→ Action item: The records below are to be quoted in full; please keep every word exact.

(Beginning of Material for the task)

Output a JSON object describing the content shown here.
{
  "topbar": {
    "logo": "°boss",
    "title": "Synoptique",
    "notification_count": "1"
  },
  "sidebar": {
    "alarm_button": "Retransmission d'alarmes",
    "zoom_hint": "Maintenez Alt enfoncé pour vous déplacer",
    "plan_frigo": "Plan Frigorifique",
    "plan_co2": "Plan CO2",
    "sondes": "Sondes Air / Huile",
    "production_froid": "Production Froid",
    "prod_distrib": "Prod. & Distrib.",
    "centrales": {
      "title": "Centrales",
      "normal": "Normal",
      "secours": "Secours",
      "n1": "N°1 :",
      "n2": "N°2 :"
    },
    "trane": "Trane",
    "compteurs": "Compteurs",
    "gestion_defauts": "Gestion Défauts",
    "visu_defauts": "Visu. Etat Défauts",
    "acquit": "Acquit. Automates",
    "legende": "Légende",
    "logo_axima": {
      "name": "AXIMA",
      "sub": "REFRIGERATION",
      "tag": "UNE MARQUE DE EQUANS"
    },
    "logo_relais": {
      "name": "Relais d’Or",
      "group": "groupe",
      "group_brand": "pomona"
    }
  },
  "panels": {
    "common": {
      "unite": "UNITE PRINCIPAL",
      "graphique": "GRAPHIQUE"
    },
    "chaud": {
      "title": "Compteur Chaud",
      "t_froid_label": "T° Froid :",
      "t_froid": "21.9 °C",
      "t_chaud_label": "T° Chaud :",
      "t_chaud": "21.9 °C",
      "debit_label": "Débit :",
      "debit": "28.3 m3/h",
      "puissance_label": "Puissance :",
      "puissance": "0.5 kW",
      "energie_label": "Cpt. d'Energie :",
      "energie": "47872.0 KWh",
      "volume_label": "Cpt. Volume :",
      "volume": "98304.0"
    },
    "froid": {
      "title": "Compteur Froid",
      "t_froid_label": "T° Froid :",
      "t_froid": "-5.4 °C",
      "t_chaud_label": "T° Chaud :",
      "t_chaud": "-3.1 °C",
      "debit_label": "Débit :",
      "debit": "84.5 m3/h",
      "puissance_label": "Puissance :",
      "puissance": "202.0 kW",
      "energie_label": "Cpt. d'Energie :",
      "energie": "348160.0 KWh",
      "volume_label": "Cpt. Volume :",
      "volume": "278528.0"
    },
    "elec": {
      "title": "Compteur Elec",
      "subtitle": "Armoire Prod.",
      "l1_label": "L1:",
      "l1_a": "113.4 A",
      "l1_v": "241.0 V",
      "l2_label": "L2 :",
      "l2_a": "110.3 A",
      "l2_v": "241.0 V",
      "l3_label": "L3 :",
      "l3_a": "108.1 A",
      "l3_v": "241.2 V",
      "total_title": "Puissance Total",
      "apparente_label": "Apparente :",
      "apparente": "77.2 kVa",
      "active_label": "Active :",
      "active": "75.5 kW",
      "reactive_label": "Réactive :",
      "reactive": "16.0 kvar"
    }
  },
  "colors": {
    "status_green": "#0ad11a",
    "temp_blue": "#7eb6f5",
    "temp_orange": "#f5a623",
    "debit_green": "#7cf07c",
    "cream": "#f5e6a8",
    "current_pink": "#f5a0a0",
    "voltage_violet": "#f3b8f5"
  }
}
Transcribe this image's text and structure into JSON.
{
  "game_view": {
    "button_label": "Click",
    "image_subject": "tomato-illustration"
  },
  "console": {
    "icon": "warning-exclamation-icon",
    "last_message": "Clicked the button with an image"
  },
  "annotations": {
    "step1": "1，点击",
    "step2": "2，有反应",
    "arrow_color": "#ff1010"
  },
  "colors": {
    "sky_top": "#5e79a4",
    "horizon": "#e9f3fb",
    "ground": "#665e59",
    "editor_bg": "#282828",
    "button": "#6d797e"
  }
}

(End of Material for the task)

→ Response to this task:
Output a JSON object describing the content shown here.
{
  "topbar": {
    "logo": "°boss",
    "title": "Synoptique",
    "notification_count": "1"
  },
  "sidebar": {
    "alarm_button": "Retransmission d'alarmes",
    "zoom_hint": "Maintenez Alt enfoncé pour vous déplacer",
    "plan_frigo": "Plan Frigorifique",
    "plan_co2": "Plan CO2",
    "sondes": "Sondes Air / Huile",
    "production_froid": "Production Froid",
    "prod_distrib": "Prod. & Distrib.",
    "centrales": {
      "title": "Centrales",
      "normal": "Normal",
      "secours": "Secours",
      "n1": "N°1 :",
      "n2": "N°2 :"
    },
    "trane": "Trane",
    "compteurs": "Compteurs",
    "gestion_defauts": "Gestion Défauts",
    "visu_defauts": "Visu. Etat Défauts",
    "acquit": "Acquit. Automates",
    "legende": "Légende",
    "logo_axima": {
      "name": "AXIMA",
      "sub": "REFRIGERATION",
      "tag": "UNE MARQUE DE EQUANS"
    },
    "logo_relais": {
      "name": "Relais d’Or",
      "group": "groupe",
      "group_brand": "pomona"
    }
  },
  "panels": {
    "common": {
      "unite": "UNITE PRINCIPAL",
      "graphique": "GRAPHIQUE"
    },
    "chaud": {
      "title": "Compteur Chaud",
      "t_froid_label": "T° Froid :",
      "t_froid": "21.9 °C",
      "t_chaud_label": "T° Chaud :",
      "t_chaud": "21.9 °C",
      "debit_label": "Débit :",
      "debit": "28.3 m3/h",
      "puissance_label": "Puissance :",
      "puissance": "0.5 kW",
      "energie_label": "Cpt. d'Energie :",
      "energie": "47872.0 KWh",
      "volume_label": "Cpt. Volume :",
      "volume": "98304.0"
    },
    "froid": {
      "title": "Compteur Froid",
      "t_froid_label": "T° Froid :",
      "t_froid": "-5.4 °C",
      "t_chaud_label": "T° Chaud :",
      "t_chaud": "-3.1 °C",
      "debit_label": "Débit :",
      "debit": "84.5 m3/h",
      "puissance_label": "Puissance :",
      "puissance": "202.0 kW",
      "energie_label": "Cpt. d'Energie :",
      "energie": "348160.0 KWh",
      "volume_label": "Cpt. Volume :",
      "volume": "278528.0"
    },
    "elec": {
      "title": "Compteur Elec",
      "subtitle": "Armoire Prod.",
      "l1_label": "L1:",
      "l1_a": "113.4 A",
      "l1_v": "241.0 V",
      "l2_label": "L2 :",
      "l2_a": "110.3 A",
      "l2_v": "241.0 V",
      "l3_label": "L3 :",
      "l3_a": "108.1 A",
      "l3_v": "241.2 V",
      "total_title": "Puissance Total",
      "apparente_label": "Apparente :",
      "apparente": "77.2 kVa",
      "active_label": "Active :",
      "active": "75.5 kW",
      "reactive_label": "Réactive :",
      "reactive": "16.0 kvar"
    }
  },
  "colors": {
    "status_green": "#0ad11a",
    "temp_blue": "#7eb6f5",
    "temp_orange": "#f5a623",
    "debit_green": "#7cf07c",
    "cream": "#f5e6a8",
    "current_pink": "#f5a0a0",
    "voltage_violet": "#f3b8f5"
  }
}
Transcribe this image's text and structure into JSON.
{
  "game_view": {
    "button_label": "Click",
    "image_subject": "tomato-illustration"
  },
  "console": {
    "icon": "warning-exclamation-icon",
    "last_message": "Clicked the button with an image"
  },
  "annotations": {
    "step1": "1，点击",
    "step2": "2，有反应",
    "arrow_color": "#ff1010"
  },
  "colors": {
    "sky_top": "#5e79a4",
    "horizon": "#e9f3fb",
    "ground": "#665e59",
    "editor_bg": "#282828",
    "button": "#6d797e"
  }
}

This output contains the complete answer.